Wednesday, August 17, 2005

Another Case of Lawyers Doing the Wrong Thing

This whole Able Danger thing is such a round pound.
"I was at the point of near insubordination over the fact that this was something important, that this was something that should have been pursued," Colonel Shaffer said of his efforts to get the evidence from the intelligence program to the F.B.I. in 2000 and early 2001.

He said he learned later that lawyers associated with the Defense Department's Special Operations Command had canceled the F.B.I. meetings because they feared controversy if Able Danger was portrayed as a military operation that had violated the privacy of civilians who were legally in the United States. "It was because of the chain of command saying we're not going to pass on information - if something goes wrong, we'll get blamed," he said.

The Defense Department did not dispute the account from Colonel Shaffer, a 42-year-old native of Kansas City, Mo., who is the first military officer associated with the so-called data-mining program to come forward and acknowledge his role.

Note it was the privacy of a civilian, not a citizen. Whoever made these rules should be the ones held accountable, but instead they are given seats on big commissions investigating why things went wrong.

1 comment:

Granted said...

The one thing about this all that does crawl right up my spine is the fact that the bloody Clinton appointed lawyer that made the decisions regarding keeping the intelligence operations seperated was also one of the principals investigating what went wrong.
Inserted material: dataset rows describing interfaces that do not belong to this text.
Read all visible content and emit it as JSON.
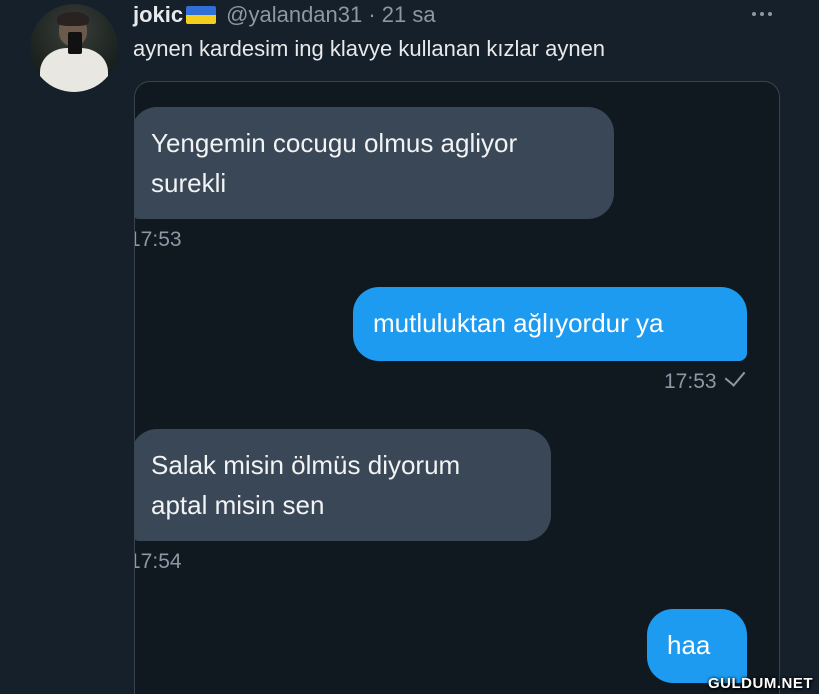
{
  "tweet": {
    "display_name": "jokic",
    "handle_line": "@yalandan31 · 21 sa",
    "text": "aynen kardesim ing klavye kullanan kızlar aynen",
    "flag_icon": "ukraine-flag-icon",
    "more_icon": "more-dots-icon"
  },
  "chat": {
    "messages": [
      {
        "side": "in",
        "lines": [
          "Yengemin cocugu olmus agliyor",
          "surekli"
        ],
        "time": "17:53"
      },
      {
        "side": "out",
        "lines": [
          "mutluluktan ağlıyordur ya"
        ],
        "time": "17:53",
        "read_icon": "check-icon"
      },
      {
        "side": "in",
        "lines": [
          "Salak misin ölmüs diyorum",
          "aptal misin sen"
        ],
        "time": "17:54"
      },
      {
        "side": "out",
        "lines": [
          "haa"
        ]
      }
    ]
  },
  "watermark": "GULDUM.NET",
  "colors": {
    "background": "#15202b",
    "incoming_bubble": "#3a4756",
    "outgoing_bubble": "#1d9bf0",
    "secondary_text": "#8b98a5"
  }
}
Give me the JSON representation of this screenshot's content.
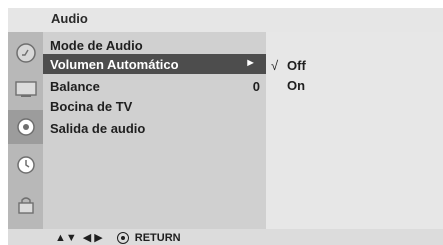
{
  "header": {
    "title": "Audio"
  },
  "sidebar_icons": [
    {
      "name": "audio-icon",
      "active": false
    },
    {
      "name": "screen-icon",
      "active": false
    },
    {
      "name": "disc-icon",
      "active": true
    },
    {
      "name": "clock-icon",
      "active": false
    },
    {
      "name": "lock-icon",
      "active": false
    }
  ],
  "menu": {
    "items": [
      {
        "label": "Mode de Audio",
        "value": "",
        "arrow": ""
      },
      {
        "label": "Volumen Automático",
        "value": "",
        "arrow": "►"
      },
      {
        "label": "Balance",
        "value": "0",
        "arrow": ""
      },
      {
        "label": "Bocina de TV",
        "value": "",
        "arrow": ""
      },
      {
        "label": "Salida de audio",
        "value": "",
        "arrow": ""
      }
    ],
    "selected_index": 1
  },
  "submenu": {
    "items": [
      {
        "label": "Off",
        "checked_mark": "√"
      },
      {
        "label": "On",
        "checked_mark": ""
      }
    ]
  },
  "footer": {
    "nav_updown": "▲▼",
    "nav_leftright": "◀ ▶",
    "return_label": "RETURN"
  }
}
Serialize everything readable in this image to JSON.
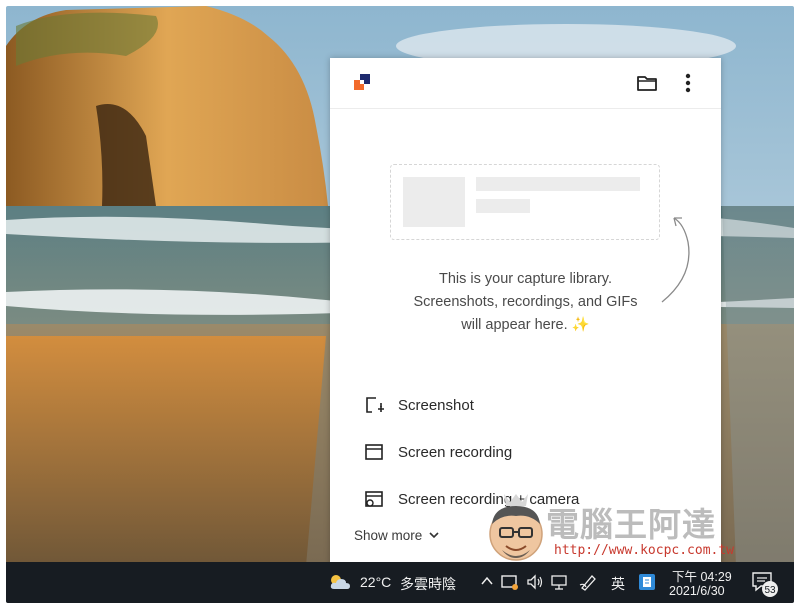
{
  "capture_library": {
    "empty_lines": [
      "This is your capture library.",
      "Screenshots, recordings, and GIFs",
      "will appear here."
    ],
    "sparkle_glyph": "✨",
    "menu": [
      {
        "label": "Screenshot",
        "icon": "screenshot-icon"
      },
      {
        "label": "Screen recording",
        "icon": "screen-recording-icon"
      },
      {
        "label": "Screen recording + camera",
        "icon": "screen-camera-icon"
      }
    ],
    "show_more": "Show more"
  },
  "taskbar": {
    "temperature": "22°C",
    "weather": "多雲時陰",
    "ime": "英",
    "time": "下午 04:29",
    "date": "2021/6/30",
    "notifications": "53"
  },
  "watermark": {
    "title": "電腦王阿達",
    "url": "http://www.kocpc.com.tw"
  },
  "colors": {
    "logo_orange": "#f26a2b",
    "logo_navy": "#1e2a6e",
    "taskbar": "#171c22"
  }
}
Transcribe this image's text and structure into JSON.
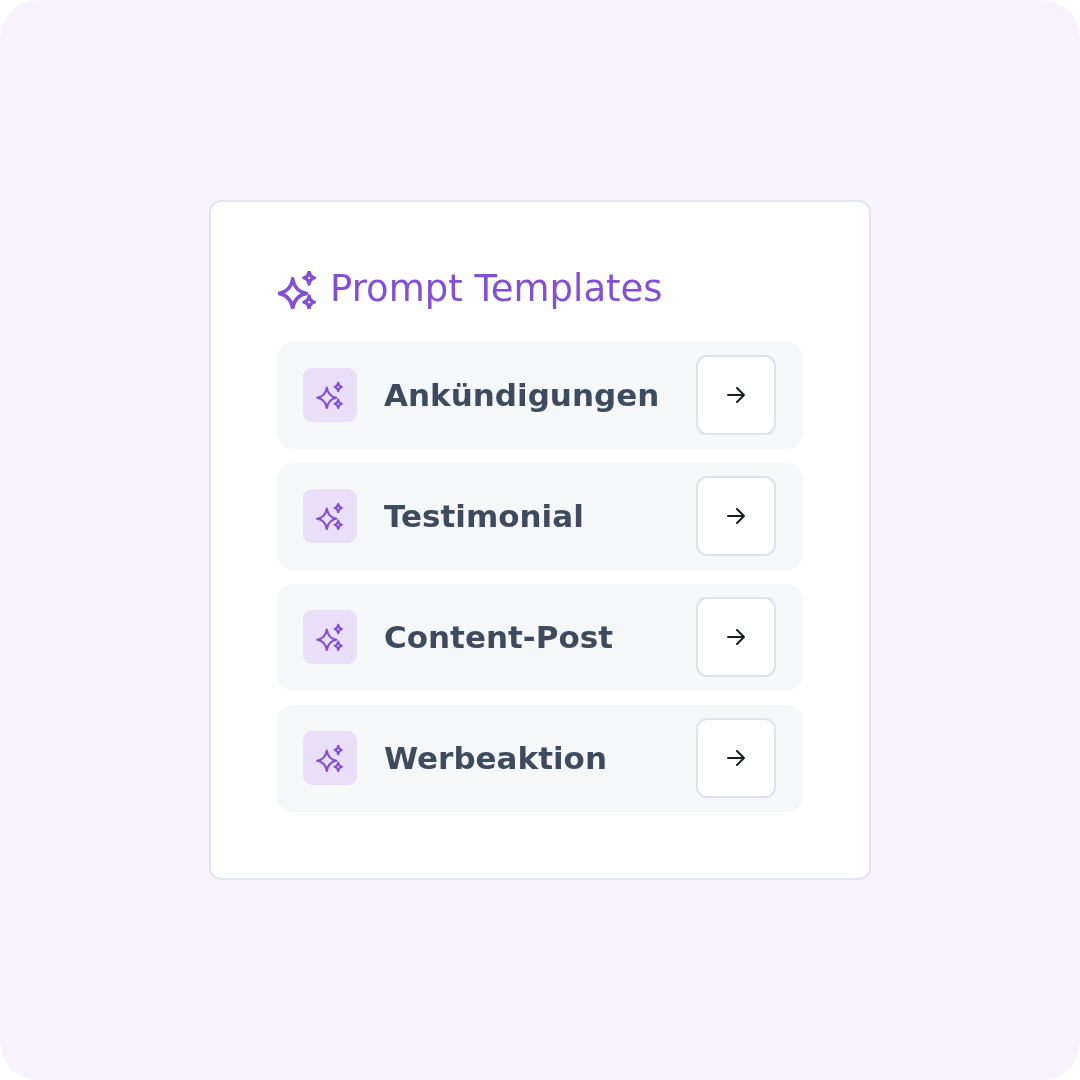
{
  "panel": {
    "title": "Prompt Templates"
  },
  "templates": [
    {
      "label": "Ankündigungen"
    },
    {
      "label": "Testimonial"
    },
    {
      "label": "Content-Post"
    },
    {
      "label": "Werbeaktion"
    }
  ]
}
Shock of shocks, that seperation between intelligence operations was a messy little problem that we can now eliminate, but it sure didn't prevent us from stopping the attacks, oh no.